Natural light is essential so that the whole organism works well: it helps us generate Vitamin D , it keeps our biological clock on time, it stimulates our mind, it induces to optimism, and it makes us feel in contact with the world… Artificial lighting has not the same properties. Because of all this and in order to save energy, a first advice would be to take full advantage of sunlight.

How can we go about it:

  • The rooms where we will be staying longer, or where we will be working, should be chosen facing south and be provided with good windows.
  • Let us put the tables, sofas, etc., we want light on near the windows.
  • Let us use blinds, curtains, awnings… to regulate light intensity and prevent direct sun rays.
  • Where there are no windows we can install glass walls, translucent tiles, skylights or a solar tube, a kind of skylight that lets in the light of the roof to any level of a building.
  • Let’s go outdoors whenever we can (to take a walk, to read at a park, to meet people at a sidewalk café…).
  • Let us adapt our hours to those of daylight.

When we have to use electric light it is better to avoid either poor or blinding light, any of this can cause damage to our sight. To perform visual activities we need more light, whereas we need dim light to relax or rest, in either cases we will need to evaluate how much light we do need.

How can we go about it:

  • The light of a bulb is not measured in Watts (which measure the energy it consumes), but in lumens (Lm, it is still difficult to find them in some labels). This light spreads over an area, and the light that arrives to each point of the area is measured in Lux. We can see how many Lux we need in different situations here.
  • In order to know how many lumens we need, we have to multiply the Lux we want by the square meters on which the light is spread. If the bulb is near, less lumens are needed to obtain the same Lux.
  • If we are doing a visual activity it is important to have an adequate lighting upon the area we need well-lit (the book, the working area…). In those cases the directional bulbs are the appropriate choice. The light they provide is not measured in lumens but in candles (Cd), to know how many we need we have to ask the vendor (the calculation of Lux depends on the magnitude of openness of the spotlight).
  • One light bulb consumes less than two or more adding up to the same power.
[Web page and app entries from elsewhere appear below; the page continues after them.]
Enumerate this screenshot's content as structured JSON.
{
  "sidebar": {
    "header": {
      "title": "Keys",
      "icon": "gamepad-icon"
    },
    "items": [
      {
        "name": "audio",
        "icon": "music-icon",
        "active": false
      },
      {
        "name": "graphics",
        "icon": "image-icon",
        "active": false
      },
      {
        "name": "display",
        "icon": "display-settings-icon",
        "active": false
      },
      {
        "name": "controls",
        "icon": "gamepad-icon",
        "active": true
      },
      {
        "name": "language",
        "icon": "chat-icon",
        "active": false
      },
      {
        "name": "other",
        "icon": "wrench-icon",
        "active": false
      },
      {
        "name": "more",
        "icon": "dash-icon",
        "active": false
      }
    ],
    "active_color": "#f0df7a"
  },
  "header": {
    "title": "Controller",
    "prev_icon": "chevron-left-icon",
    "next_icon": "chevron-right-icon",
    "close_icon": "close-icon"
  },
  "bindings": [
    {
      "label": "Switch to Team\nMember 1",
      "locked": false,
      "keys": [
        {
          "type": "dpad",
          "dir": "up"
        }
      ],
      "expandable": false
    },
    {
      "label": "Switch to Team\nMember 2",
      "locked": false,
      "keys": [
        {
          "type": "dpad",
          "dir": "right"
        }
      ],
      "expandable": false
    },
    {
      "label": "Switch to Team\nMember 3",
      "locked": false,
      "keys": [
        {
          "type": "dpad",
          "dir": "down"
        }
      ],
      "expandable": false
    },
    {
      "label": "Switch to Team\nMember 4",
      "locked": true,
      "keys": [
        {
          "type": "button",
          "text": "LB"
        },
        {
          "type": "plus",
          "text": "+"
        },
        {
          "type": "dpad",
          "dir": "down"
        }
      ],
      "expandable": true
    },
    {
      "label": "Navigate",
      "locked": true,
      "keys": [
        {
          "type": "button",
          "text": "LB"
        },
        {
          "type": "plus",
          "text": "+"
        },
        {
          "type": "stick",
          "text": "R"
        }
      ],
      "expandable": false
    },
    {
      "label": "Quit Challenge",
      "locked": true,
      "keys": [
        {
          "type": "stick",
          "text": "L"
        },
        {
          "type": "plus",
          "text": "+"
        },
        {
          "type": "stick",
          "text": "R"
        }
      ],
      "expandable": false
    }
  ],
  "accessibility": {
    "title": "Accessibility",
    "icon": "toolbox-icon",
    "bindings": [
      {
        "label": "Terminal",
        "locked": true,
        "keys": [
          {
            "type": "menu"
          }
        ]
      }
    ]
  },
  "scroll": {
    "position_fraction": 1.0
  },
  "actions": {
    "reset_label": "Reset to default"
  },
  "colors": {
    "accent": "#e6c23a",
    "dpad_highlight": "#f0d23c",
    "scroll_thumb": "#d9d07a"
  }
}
A high contrast of lights strains our sight. Fluorescents do not consume much more power when they are switched on, but their life cycle is shortened by switching on and off. For our health’s sake and for sustainability it is necessary to pay attention to how we use bulbs.

How can we go about it:

  • For reading or working we install a powerful light directed to the surface to be seen and a general dim light. We must not have naked bulbs in our field of vision.
  • Don’t leave on lights that you don’t need. But if you go out only for a while from a room with a fluorescent (or a low consumption bulb), it’s better not to switch off the light.
  • Attenuation bulbs spend quite a lot more regardless of the intensity to which they are set. It is better to put them off using the switch than using the attenuator.
  • Hints to spend less power: give lamps and bulbs a dust, paint walls and ceilings in light colours, avoid using indirect lights. To decorate with electricity is luxury; let us avoid ornamental lights aimed only at pictures, plants…
  • When they blow out, let us take all type of bulbs to a waste collection service.